That said, when Welles is taking control of his images there’s no-one more dynamic. One clifftop scene with rather too-obvious painted backdrops is redeemed by the incredible image it closes on: the camera towering above Welles as he looks up, his head framed by the crashing waves and jagged rocks hundreds of feet below. There is a continual motif of obscured or broken reflections – Cohn removed a proto-Bond scene where blood obscures the camera, but a car crash is filmed so that the smashing windscreen looks like the lens itself has suddenly shattered. This is the build-up to one of the most famous scenes in Welles’s career, the wild, disorienting shoot-out in the hall of mirrors.
Despite Cohn’s edit valuing entertainment over coherent plotting, the dull courtroom scene preceding the hall of mirrors shoot-out was left roughly intact, but a whole coda where Welles chased Hayworth through the rest of the funhouse was excised. The stills that exist of this sequence hint at something truly, groundbreakingly horrific; its images of mutilated faces prompted one person to write a whole book arguing that Welles was the Black Dahlia murderer. (Allow me to rebut this suggestion in the detail it deserves: no.) As it stands, the hall of mirrors is a wonderful fusion of Welles’s careers as illusionist and director – just try to work out how it was shot! – and a fitting grand finale to a compromised but remarkable film. It doesn’t deconstruct film noir as well as Touch of Evil – a film so good it basically killed the genre – but Welles’s ambition to create a tale of grand madness out of a pulp novel is more than satisfied. It’s also a fine if barbed farewell to his relationship with Hayworth, and something which could have been one of the all-time great director-star couples had it been given chance to flourish.

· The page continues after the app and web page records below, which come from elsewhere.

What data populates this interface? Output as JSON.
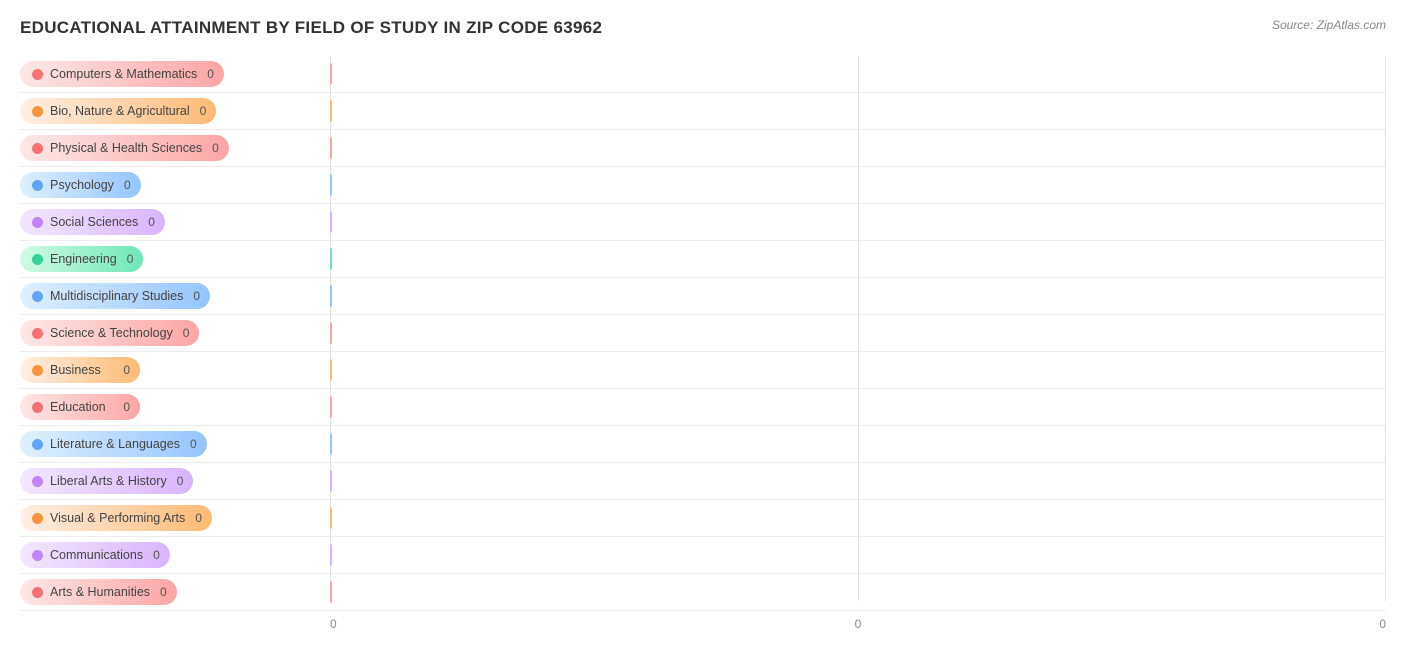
{
  "chart": {
    "title": "EDUCATIONAL ATTAINMENT BY FIELD OF STUDY IN ZIP CODE 63962",
    "source": "Source: ZipAtlas.com",
    "bars": [
      {
        "id": "computers",
        "label": "Computers & Mathematics",
        "value": 0,
        "colorClass": "computers"
      },
      {
        "id": "bio",
        "label": "Bio, Nature & Agricultural",
        "value": 0,
        "colorClass": "bio"
      },
      {
        "id": "physical",
        "label": "Physical & Health Sciences",
        "value": 0,
        "colorClass": "physical"
      },
      {
        "id": "psychology",
        "label": "Psychology",
        "value": 0,
        "colorClass": "psychology"
      },
      {
        "id": "social",
        "label": "Social Sciences",
        "value": 0,
        "colorClass": "social"
      },
      {
        "id": "engineering",
        "label": "Engineering",
        "value": 0,
        "colorClass": "engineering"
      },
      {
        "id": "multidisciplinary",
        "label": "Multidisciplinary Studies",
        "value": 0,
        "colorClass": "multidisciplinary"
      },
      {
        "id": "science",
        "label": "Science & Technology",
        "value": 0,
        "colorClass": "science"
      },
      {
        "id": "business",
        "label": "Business",
        "value": 0,
        "colorClass": "business"
      },
      {
        "id": "education",
        "label": "Education",
        "value": 0,
        "colorClass": "education"
      },
      {
        "id": "literature",
        "label": "Literature & Languages",
        "value": 0,
        "colorClass": "literature"
      },
      {
        "id": "liberal",
        "label": "Liberal Arts & History",
        "value": 0,
        "colorClass": "liberal"
      },
      {
        "id": "visual",
        "label": "Visual & Performing Arts",
        "value": 0,
        "colorClass": "visual"
      },
      {
        "id": "communications",
        "label": "Communications",
        "value": 0,
        "colorClass": "communications"
      },
      {
        "id": "arts",
        "label": "Arts & Humanities",
        "value": 0,
        "colorClass": "arts"
      }
    ],
    "xAxisLabels": [
      "0",
      "0",
      "0"
    ]
  }
}
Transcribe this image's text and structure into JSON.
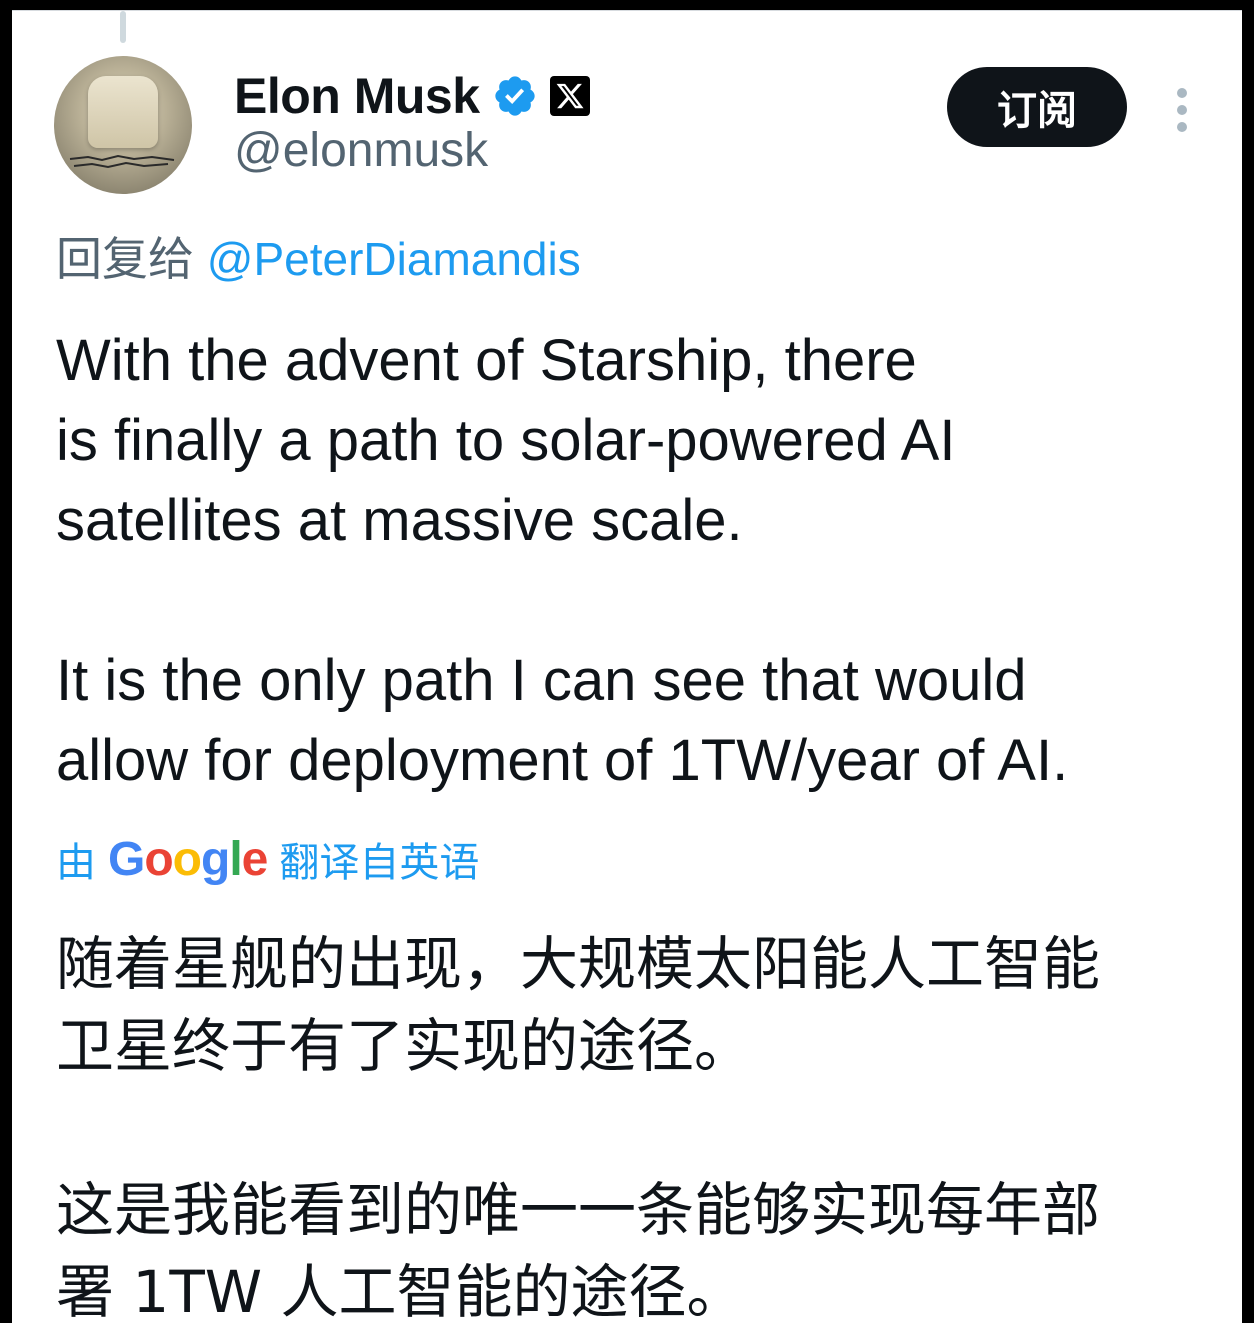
{
  "author": {
    "display_name": "Elon Musk",
    "handle": "@elonmusk"
  },
  "subscribe_button": {
    "label": "订阅"
  },
  "reply": {
    "prefix": "回复给",
    "to_handle": "@PeterDiamandis"
  },
  "tweet": {
    "lines_para1": [
      "With the advent of Starship, there",
      "is finally a path to solar-powered AI",
      "satellites at massive scale."
    ],
    "lines_para2": [
      "It is the only path I can see that would",
      "allow for deployment of 1TW/year of AI."
    ]
  },
  "translation": {
    "prefix": "由",
    "provider": "Google",
    "suffix": "翻译自英语",
    "lines_para1": [
      "随着星舰的出现，大规模太阳能人工智能",
      "卫星终于有了实现的途径。"
    ],
    "lines_para2": [
      "这是我能看到的唯一一条能够实现每年部",
      "署 1TW 人工智能的途径。"
    ]
  },
  "icons": {
    "verified": "verified-badge-icon",
    "x_logo": "x-logo-icon",
    "more": "more-vertical-icon"
  },
  "colors": {
    "accent_blue": "#1d9bf0",
    "text_primary": "#0f1419",
    "text_secondary": "#536471",
    "button_bg": "#0f1419",
    "google_blue": "#4285f4",
    "google_red": "#ea4335",
    "google_yellow": "#fbbc05",
    "google_green": "#34a853"
  }
}
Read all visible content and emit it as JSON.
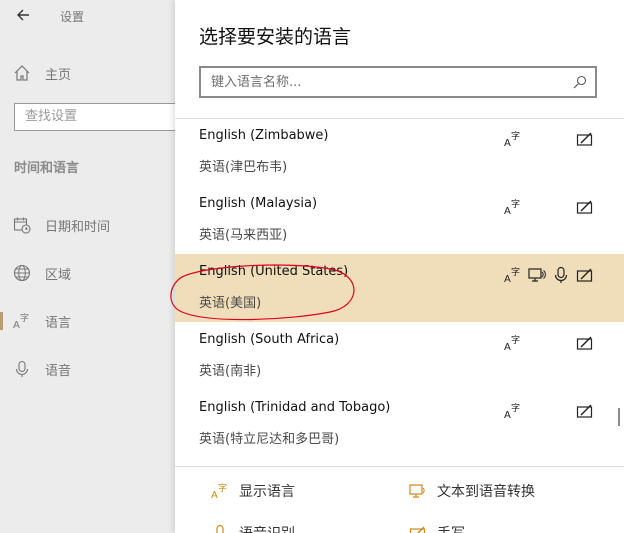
{
  "settings": {
    "title": "设置",
    "home": "主页",
    "search_placeholder": "查找设置",
    "section": "时间和语言",
    "nav": [
      {
        "label": "日期和时间",
        "icon": "calendar-clock-icon"
      },
      {
        "label": "区域",
        "icon": "globe-icon"
      },
      {
        "label": "语言",
        "icon": "language-icon",
        "selected": true
      },
      {
        "label": "语音",
        "icon": "microphone-icon"
      }
    ]
  },
  "flyout": {
    "title": "选择要安装的语言",
    "search_placeholder": "键入语言名称...",
    "languages": [
      {
        "name": "English (Zimbabwe)",
        "native": "英语(津巴布韦)",
        "features": [
          "display-language-icon",
          "handwriting-icon"
        ]
      },
      {
        "name": "English (Malaysia)",
        "native": "英语(马来西亚)",
        "features": [
          "display-language-icon",
          "handwriting-icon"
        ]
      },
      {
        "name": "English (United States)",
        "native": "英语(美国)",
        "selected": true,
        "features": [
          "display-language-icon",
          "text-to-speech-icon",
          "speech-recognition-icon",
          "handwriting-icon"
        ]
      },
      {
        "name": "English (South Africa)",
        "native": "英语(南非)",
        "features": [
          "display-language-icon",
          "handwriting-icon"
        ]
      },
      {
        "name": "English (Trinidad and Tobago)",
        "native": "英语(特立尼达和多巴哥)",
        "features": [
          "display-language-icon",
          "handwriting-icon"
        ]
      }
    ],
    "legend": {
      "display_language": "显示语言",
      "text_to_speech": "文本到语音转换",
      "speech_recognition": "语音识别",
      "handwriting": "手写"
    }
  },
  "colors": {
    "selected_row": "#f0deba",
    "accent": "#bd9b6a",
    "annotation": "#e0001a"
  }
}
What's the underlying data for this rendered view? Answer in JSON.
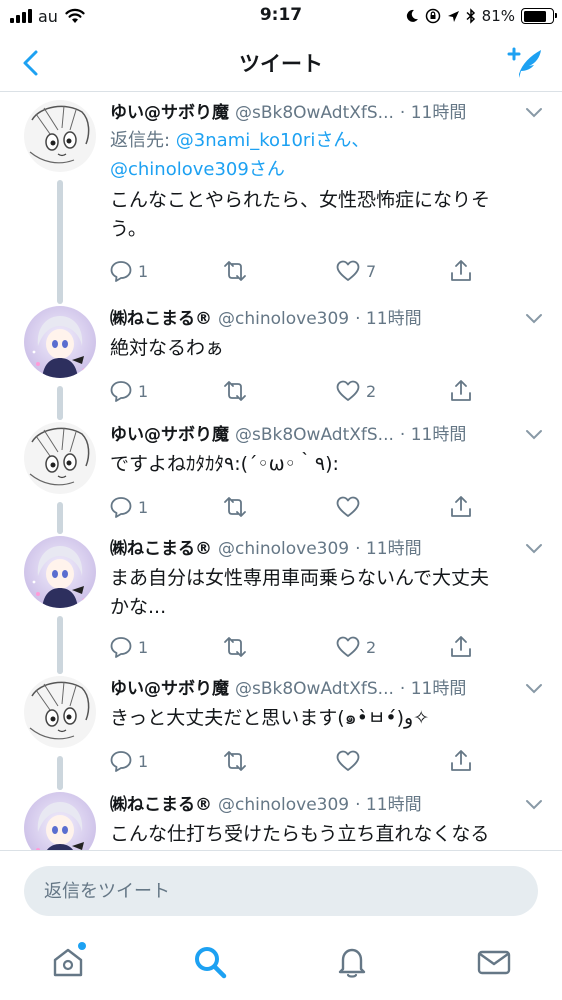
{
  "status_bar": {
    "carrier": "au",
    "time": "9:17",
    "battery_percent": "81%",
    "battery_level": 0.81,
    "icons": [
      "signal-icon",
      "wifi-icon",
      "moon-icon",
      "rotation-lock-icon",
      "location-icon",
      "bluetooth-icon",
      "battery-icon"
    ]
  },
  "nav": {
    "title": "ツイート",
    "back_icon": "chevron-left-icon",
    "compose_icon": "compose-tweet-icon"
  },
  "tweets": [
    {
      "name": "ゆい@サボり魔",
      "handle": "@sBk8OwAdtXfS...",
      "time": "· 11時間",
      "reply_prefix": "返信先: ",
      "reply_mention_1": "@3nami_ko10riさん、",
      "reply_mention_2": "@chinolove309さん",
      "text_line1": "こんなことやられたら、女性恐怖症になりそ",
      "text_line2": "う。",
      "replies": "1",
      "retweets": "",
      "likes": "7"
    },
    {
      "name": "㈱ねこまる®",
      "handle": "@chinolove309",
      "time": "· 11時間",
      "text_line1": "絶対なるわぁ",
      "replies": "1",
      "retweets": "",
      "likes": "2"
    },
    {
      "name": "ゆい@サボり魔",
      "handle": "@sBk8OwAdtXfS...",
      "time": "· 11時間",
      "text_line1": "ですよねｶﾀｶﾀ٩:(´◦ω◦｀٩):",
      "replies": "1",
      "retweets": "",
      "likes": ""
    },
    {
      "name": "㈱ねこまる®",
      "handle": "@chinolove309",
      "time": "· 11時間",
      "text_line1": "まあ自分は女性専用車両乗らないんで大丈夫",
      "text_line2": "かな...",
      "replies": "1",
      "retweets": "",
      "likes": "2"
    },
    {
      "name": "ゆい@サボり魔",
      "handle": "@sBk8OwAdtXfS...",
      "time": "· 11時間",
      "text_line1": "きっと大丈夫だと思います(๑•̀ㅂ•́)و✧",
      "replies": "1",
      "retweets": "",
      "likes": ""
    },
    {
      "name": "㈱ねこまる®",
      "handle": "@chinolove309",
      "time": "· 11時間",
      "text_line1": "こんな仕打ち受けたらもう立ち直れなくなる"
    }
  ],
  "reply_bar": {
    "placeholder": "返信をツイート"
  },
  "tab_bar": {
    "items": [
      "home-icon",
      "search-icon",
      "notifications-icon",
      "messages-icon"
    ],
    "accent": "#1da1f2",
    "inactive": "#657786"
  },
  "colors": {
    "accent": "#1da1f2",
    "text": "#14171a",
    "secondary": "#657786",
    "thread_line": "#ccd6dd",
    "divider": "#dbe1e6",
    "input_bg": "#e6ecf0"
  }
}
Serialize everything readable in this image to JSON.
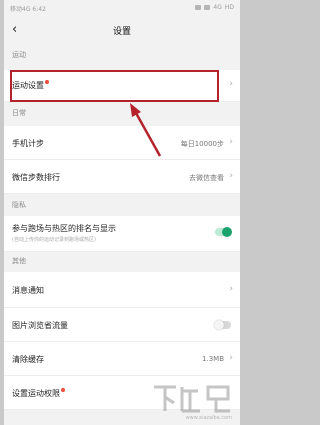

Wouldn’t it be great to say Indicator have found the missing fun house footage? They haven’t, of course – it’s almost certainly been destroyed – but they’ve got everything else, including appreciations by Joe Dante, Simon Callow and a full-length commentary by Welles’s close friend Peter Bogdanovich. The booklet also has writing from one of the film’s producers who took an uncredited turn on the script – William Castle! If it seems strange to have cinema’s canonical greatest director working with the producer of Mr. Sardonicus and The Tingler, the hall of mirrors scene and dynamic, comic-book style compositions prove that there’s plenty of pulp showmanship in Welles. Maybe not as much as Harry Cohn might like, but more than enough to entertain.